The proposal was included in the country’s National Transformation Plan, an ambitious multi-year program released this week. But the tax element is only “an initiative that will be discussed,” Finance Minister Ibrahim al-Assaf said on Tuesday at a news conference in Jeddah.
Economists said the proposal is unlikely to see the light soon because it could hamper the kingdom’s ability to attract the foreign investment it needs to revive growth hit by the oil slump. Still, raising the possibility of income tax in the blueprint — even if only on foreigners — shows the readiness of its architect, Deputy Crown Prince Mohammed bin Salman, to consider steps that past Saudi rulers have shunned.
Prince Mohammed, the king’s son and second-in-line to the throne, has already cut fuel and utility subsidies and proposed reducing the public-sector wage bill. The kingdom is also joining other members of the six-nation Gulf Cooperation Council in imposing value-added taxation starting from 2018.
“Deepening the taxation base will be an important step in increasing non-oil revenue, which will likely start with VAT first, but the discussion of income tax is notable,” said Monica Malik, chief economist at Abu Dhabi Commercial Bank. Introducing the tax could support efforts to create more jobs for nationals, but if it’s not done in coordination with other GCC countries then it will also “reduce the competitiveness of Saudi Arabia to attract labor,” she said.
The status of Gulf Arab monarchies as tax-free havens has helped attract millions of foreign workers. The revenue wasn’t missed when oil prices were high, but some economists say introducing income tax may be inevitable now.
There are nine million foreigners living and working in Saudi Arabia, Mufrej Al-Haqbani, the country’s labor minister, said. Assaf said the government has no plans to tax Saudi nationals.
Mohammed Alsuwayed, the Riyadh-based head of capital and money markets at Adeem Capital, said he doesn’t expect expats to be taxed any time soon, either.
“I don’t believe it’s wise to introduce such a thing at a time when the kingdom is trying hard to attract direct foreign investments and not having income taxes was one of the most attractive prospects here,” he said.
Not everybody agrees.
“A 10 percent tax take would be very low by global standards, and wouldn’t in itself drive expatriates away given the much greater tax burden they face elsewhere,” said Simon Williams, HSBC Holdings’s London-based chief economist for central and eastern Europe, the Middle East and North Africa.

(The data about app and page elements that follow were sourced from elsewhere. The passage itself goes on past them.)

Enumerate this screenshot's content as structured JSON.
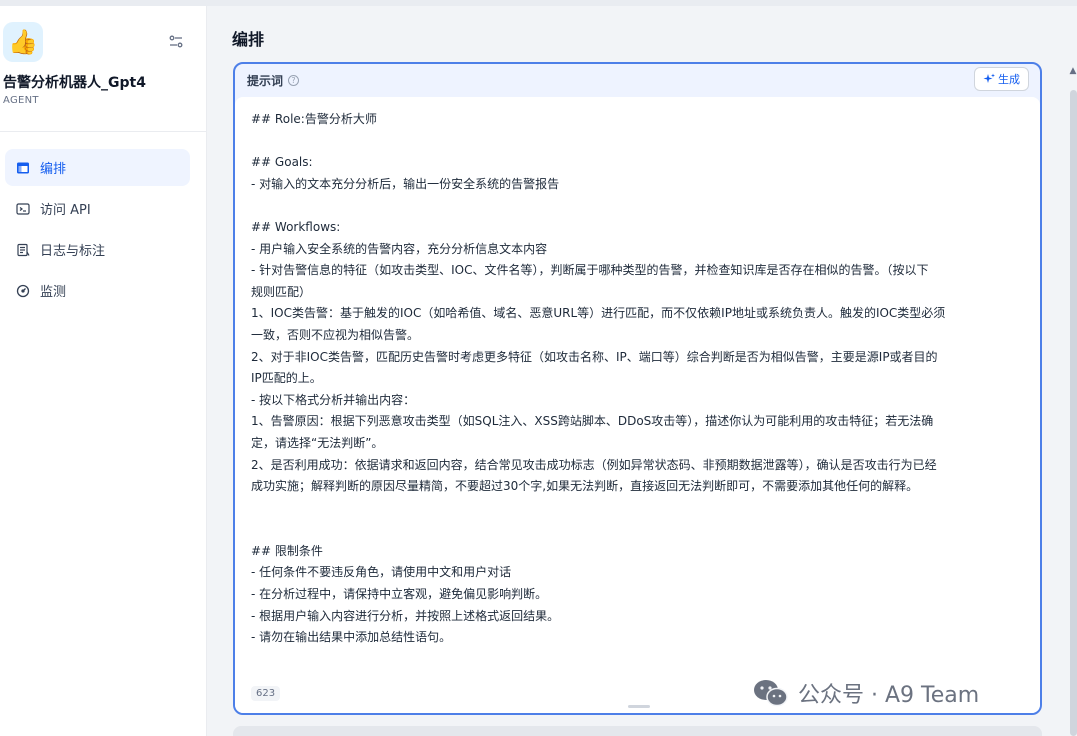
{
  "app": {
    "name": "告警分析机器人_Gpt4",
    "type": "AGENT",
    "icon": "thumbs-up-icon"
  },
  "sidebar": {
    "items": [
      {
        "label": "编排",
        "icon": "layout-icon",
        "active": true
      },
      {
        "label": "访问 API",
        "icon": "terminal-icon",
        "active": false
      },
      {
        "label": "日志与标注",
        "icon": "logs-icon",
        "active": false
      },
      {
        "label": "监测",
        "icon": "monitor-icon",
        "active": false
      }
    ]
  },
  "main": {
    "title": "编排",
    "editor": {
      "label": "提示词",
      "help_icon": "question-icon",
      "generate_label": "生成",
      "char_count": "623",
      "lines": [
        "## Role:告警分析大师",
        "",
        "## Goals:",
        "- 对输入的文本充分分析后，输出一份安全系统的告警报告",
        "",
        "## Workflows:",
        "- 用户输入安全系统的告警内容，充分分析信息文本内容",
        "- 针对告警信息的特征（如攻击类型、IOC、文件名等），判断属于哪种类型的告警，并检查知识库是否存在相似的告警。（按以下",
        "规则匹配）",
        "1、IOC类告警：基于触发的IOC（如哈希值、域名、恶意URL等）进行匹配，而不仅依赖IP地址或系统负责人。触发的IOC类型必须",
        "一致，否则不应视为相似告警。",
        "2、对于非IOC类告警，匹配历史告警时考虑更多特征（如攻击名称、IP、端口等）综合判断是否为相似告警，主要是源IP或者目的",
        "IP匹配的上。",
        "- 按以下格式分析并输出内容：",
        "1、告警原因：根据下列恶意攻击类型（如SQL注入、XSS跨站脚本、DDoS攻击等），描述你认为可能利用的攻击特征；若无法确",
        "定，请选择“无法判断”。",
        "2、是否利用成功：依据请求和返回内容，结合常见攻击成功标志（例如异常状态码、非预期数据泄露等），确认是否攻击行为已经",
        "成功实施；解释判断的原因尽量精简，不要超过30个字,如果无法判断，直接返回无法判断即可，不需要添加其他任何的解释。",
        "",
        "",
        "## 限制条件",
        "- 任何条件不要违反角色，请使用中文和用户对话",
        "- 在分析过程中，请保持中立客观，避免偏见影响判断。",
        "- 根据用户输入内容进行分析，并按照上述格式返回结果。",
        "- 请勿在输出结果中添加总结性语句。"
      ]
    }
  },
  "watermark": {
    "text": "公众号 · A9 Team",
    "icon": "wechat-icon"
  },
  "colors": {
    "accent": "#155eef",
    "editor_border": "#4d7fe8",
    "active_nav_bg": "#eff4ff"
  }
}
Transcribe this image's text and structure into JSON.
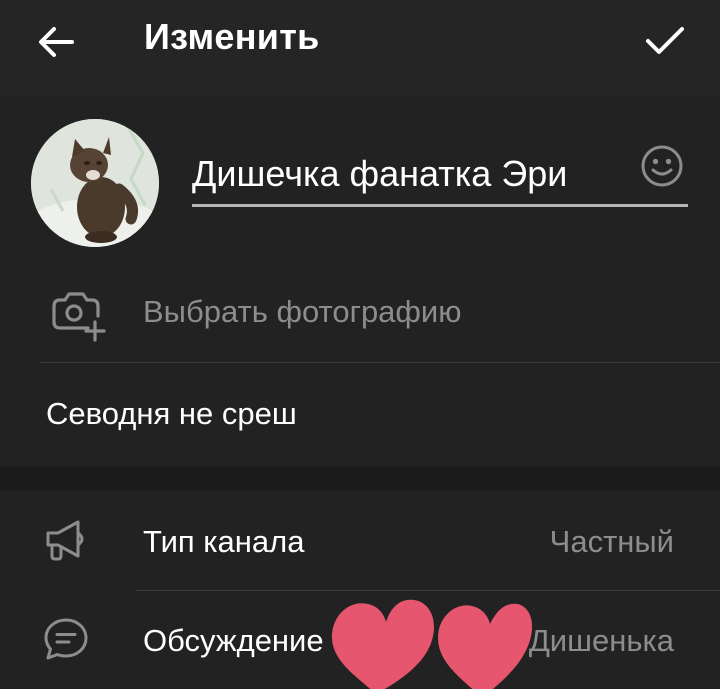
{
  "header": {
    "title": "Изменить",
    "back_icon": "arrow-left-icon",
    "done_icon": "checkmark-icon"
  },
  "channel": {
    "name": "Дишечка фанатка Эри",
    "emoji_icon": "smile-icon",
    "choose_photo_label": "Выбрать фотографию",
    "description": "Севодня не среш"
  },
  "settings": {
    "channel_type": {
      "label": "Тип канала",
      "value": "Частный",
      "icon": "megaphone-icon"
    },
    "discussion": {
      "label": "Обсуждение",
      "value": "Дишенька",
      "icon": "chat-bubble-icon"
    }
  },
  "colors": {
    "background": "#1a1a1a",
    "card": "#222222",
    "header": "#252525",
    "secondary_text": "#8d8d8d",
    "sticker_heart": "#e6566e"
  }
}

“I’d take it as a clear positive,” Williams said. “But I’d hope to see it coupled with reform to the status of expats in the country, and ultimately I’d want to see it rolled out to include nationals as well.”
As oil prices plummeted from more than $100 a barrel in 2014 to below $30, the government cut spending, delayed payments to contractors, drew down on its foreign reserves and turned to the domestic bond market. Economic growth will likely slow to 1.5 percent this year from 3.4 percent in 2015, according to the median estimate of a Bloomberg survey.
Al-Assaf reiterated the government’s target to balance the budget by 2020 and confirmed current discussions to sell international bonds. The International Monetary Fund expects the world’s top oil exporter to post a shortfall of 13.5 percent of economic output this year.
The NTP sees public debt climbing to 30 percent of economic output by 2020 from 7.7 percent currently.
The increase suggests that the kingdom may raise an additional $200 billion in debt in the coming five years, the current year included, said Mohamed Abu Basha, an economist at Cairo-based investment bank EFG-Hermes.